§ Problem to solve
List all lines of the data that include the string "link".

(Entries from a dataset of interfaces)
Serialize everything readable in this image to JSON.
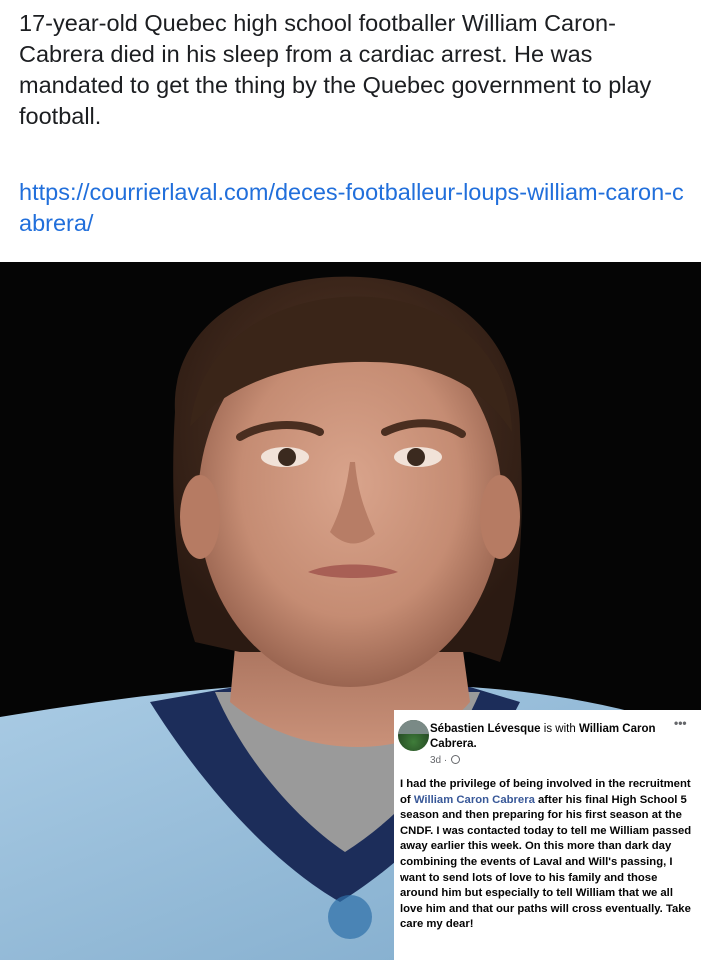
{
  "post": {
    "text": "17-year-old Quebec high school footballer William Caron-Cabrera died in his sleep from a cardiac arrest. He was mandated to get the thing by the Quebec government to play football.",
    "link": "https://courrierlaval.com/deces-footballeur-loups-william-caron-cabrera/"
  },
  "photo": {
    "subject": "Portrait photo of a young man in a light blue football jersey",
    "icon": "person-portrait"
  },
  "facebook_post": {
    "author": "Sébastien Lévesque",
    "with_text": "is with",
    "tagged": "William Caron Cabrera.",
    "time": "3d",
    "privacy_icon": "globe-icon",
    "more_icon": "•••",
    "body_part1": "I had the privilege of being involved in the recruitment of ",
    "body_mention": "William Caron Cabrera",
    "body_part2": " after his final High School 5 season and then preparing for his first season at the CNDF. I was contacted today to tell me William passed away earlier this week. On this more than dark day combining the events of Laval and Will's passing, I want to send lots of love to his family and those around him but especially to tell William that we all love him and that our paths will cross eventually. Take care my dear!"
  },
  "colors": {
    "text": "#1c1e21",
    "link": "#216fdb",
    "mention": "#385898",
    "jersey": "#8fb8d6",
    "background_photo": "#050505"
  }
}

§ Solution below
    "link": "https://courrierlaval.com/deces-footballeur-loups-william-caron-cabrera/"
    "link": "#216fdb",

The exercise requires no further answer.